◆ Task description
Quote the listing below in its entirety.

◆ Exercise materials
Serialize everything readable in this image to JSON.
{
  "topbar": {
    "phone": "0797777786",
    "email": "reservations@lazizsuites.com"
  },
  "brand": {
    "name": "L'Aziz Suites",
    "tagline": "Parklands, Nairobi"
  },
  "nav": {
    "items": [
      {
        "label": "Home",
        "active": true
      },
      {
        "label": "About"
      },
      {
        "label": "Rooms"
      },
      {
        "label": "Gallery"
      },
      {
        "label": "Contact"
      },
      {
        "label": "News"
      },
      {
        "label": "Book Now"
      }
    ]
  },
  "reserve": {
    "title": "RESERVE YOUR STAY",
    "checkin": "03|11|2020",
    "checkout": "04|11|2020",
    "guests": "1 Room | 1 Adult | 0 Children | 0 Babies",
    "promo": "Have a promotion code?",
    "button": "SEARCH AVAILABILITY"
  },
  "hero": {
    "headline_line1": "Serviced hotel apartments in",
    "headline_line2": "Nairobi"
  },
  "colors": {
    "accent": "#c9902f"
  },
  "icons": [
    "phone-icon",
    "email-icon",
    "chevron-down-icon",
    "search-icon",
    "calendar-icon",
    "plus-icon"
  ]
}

◆ Result of the exercise
Serialize everything readable in this image to JSON.
{
  "topbar": {
    "phone": "0797777786",
    "email": "reservations@lazizsuites.com"
  },
  "brand": {
    "name": "L'Aziz Suites",
    "tagline": "Parklands, Nairobi"
  },
  "nav": {
    "items": [
      {
        "label": "Home",
        "active": true
      },
      {
        "label": "About"
      },
      {
        "label": "Rooms"
      },
      {
        "label": "Gallery"
      },
      {
        "label": "Contact"
      },
      {
        "label": "News"
      },
      {
        "label": "Book Now"
      }
    ]
  },
  "reserve": {
    "title": "RESERVE YOUR STAY",
    "checkin": "03|11|2020",
    "checkout": "04|11|2020",
    "guests": "1 Room | 1 Adult | 0 Children | 0 Babies",
    "promo": "Have a promotion code?",
    "button": "SEARCH AVAILABILITY"
  },
  "hero": {
    "headline_line1": "Serviced hotel apartments in",
    "headline_line2": "Nairobi"
  },
  "colors": {
    "accent": "#c9902f"
  },
  "icons": [
    "phone-icon",
    "email-icon",
    "chevron-down-icon",
    "search-icon",
    "calendar-icon",
    "plus-icon"
  ]
}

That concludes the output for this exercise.